- "I think the golf renaissance is about to blow up thanks in part to the Tiger Woods effect, and right now the best pure play on the industry is Acushnet Holdings," CNBC's Jim Cramer says.
- "Those Tiger Woods mock neck golf shirts, well they're already sold out in several colors on Nike's website.
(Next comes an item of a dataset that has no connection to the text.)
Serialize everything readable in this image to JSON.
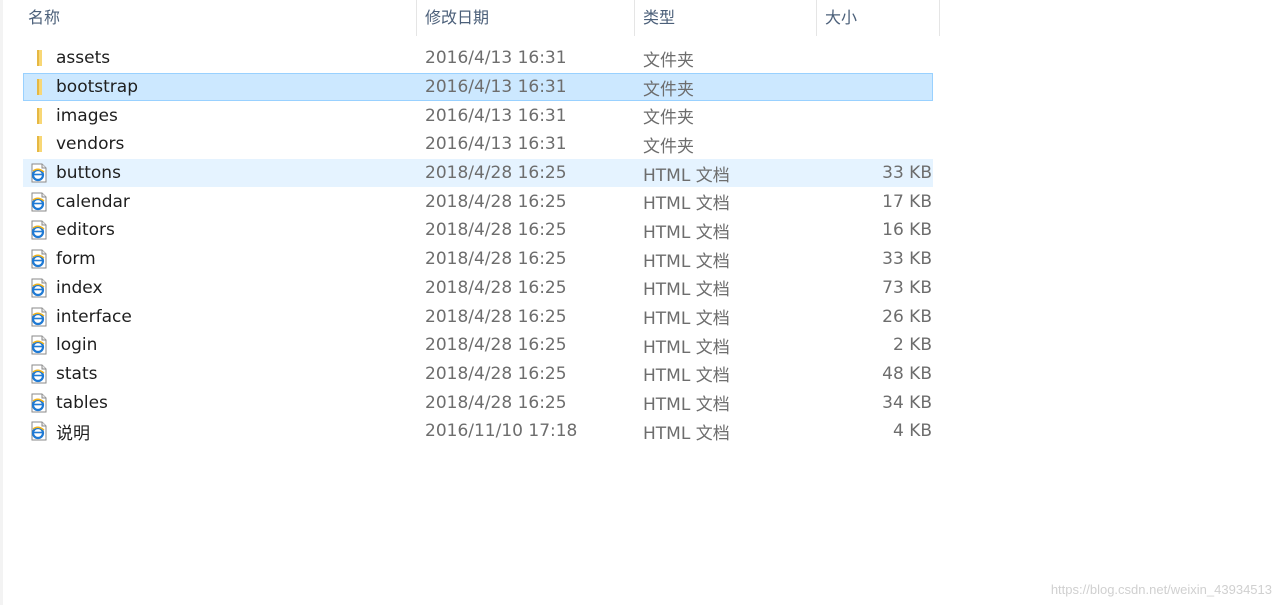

This is a small piece of the pie, but it can't hurt," the "Mad Money" host says.
- CBS, Discovery, and Comcast could make for good plays that have golf ties, he says.
The golfing industry might be in for a windfall after Tiger Woods clinched his fifth Masters win on Sunday, CNBC's Jim Cramer said.
"I think the golf renaissance is about to blow up thanks in part to the Tiger Woods effect, and right now the best pure play on the industry is Acushnet Holdings," the "Mad Money" host said Monday. "That said, if you'd prefer something more beaten down, I still like Callaway down here. I just think it's more risky."
Cramer said superstars are great for selling merchandise and Woods' decade-long comeback story could help trigger a faster recovery in the "seemingly boring sport" of golf. Interest in the game, typically popular among older generations, has picked up among millennials with the introduction of interactive concepts like TopGolf, he said.
The fun-focused TopGolf courses can be enjoyed by professionals and beginners alike.
Stocks connected to golf and Woods rallied on Monday.
Superstars are great at selling merchandise. Callaway and Acushnet gained 1.45% and 1.65%, respectively, while Nike gained 0.7%. The athletic apparel giant took a gamble in 2009 by keeping its sponsorship deal with Woods after years of negative headlines for the golfer. Woods' victory on Sunday is reportedly worth $22.5 million for the sports apparel brand.
Cramer also noted that Nike also sponsors Francesco Molinari and Tony Finau, who tied for fifth in the tournament at Augusta National Golf Course in Georgia.
"Those Tiger Woods mock neck golf shirts, well they're already sold out in several colors on Nike's website. This is a small piece of the pie, but it can't hurt," Cramer said.
Cramer first recommended Callaway in 2016 when the stock was at $11.50. The golf equipment seller climbed north of $24 last September before dropping to about $14 during the fourth-quarter sell-off, he said. The stock finished trading at $16.78 on Monday. The host said the stock is cheap at current levels, selling at about 15-times earnings.
The company is facing further pressure for borrowing $476 million to buy Jack Wolfskin, a Germany-based manufacturer of outdoor wear and equipment, Cramer added. It would no longer be a "pure play" on golf once the deal goes through, he said.
"They're talking about a down year, in part because the Jack Wolfskin deal. It's weighing more heavily on the numbers than they expected," Cramer said. "That said, Callaway's got a great track record when it comes to buying other businesses, so maybe they deliver the benefit ... of the doubt."
Cramer first recommended Acushnet last April at a share price of roughly $23. The company put together some good quarters and the stock gained about 18% by August before also breaking down during the end-of-the-year market sell-off, he said. Acushnet has 70% market share in the highest-end golf balls, Cramer said.
The stock ended Monday's session below $24, and there's a strong bull case for the company.
"Acushnet has also embraced personalization — they're selling more and more custom merchandise that carries much higher margins," Cramer said. "Best of all, this one is inexpensive, people, [selling for] less than 15 times next year's numbers. And unlike Callaway, there's no hair on this one, which is why Acushnet is now my favorite go-to golf stock."
Other companies with golf ties that piqued Cramer's interest included CBS, which broadcasts the Masters, Discovery, which has an exclusive multi-year content deal with Woods, and Comcast, the CNBC parent that also owns The Golf Channel.
Disclosure: Cramer's charitable trust owns shares of Comcast.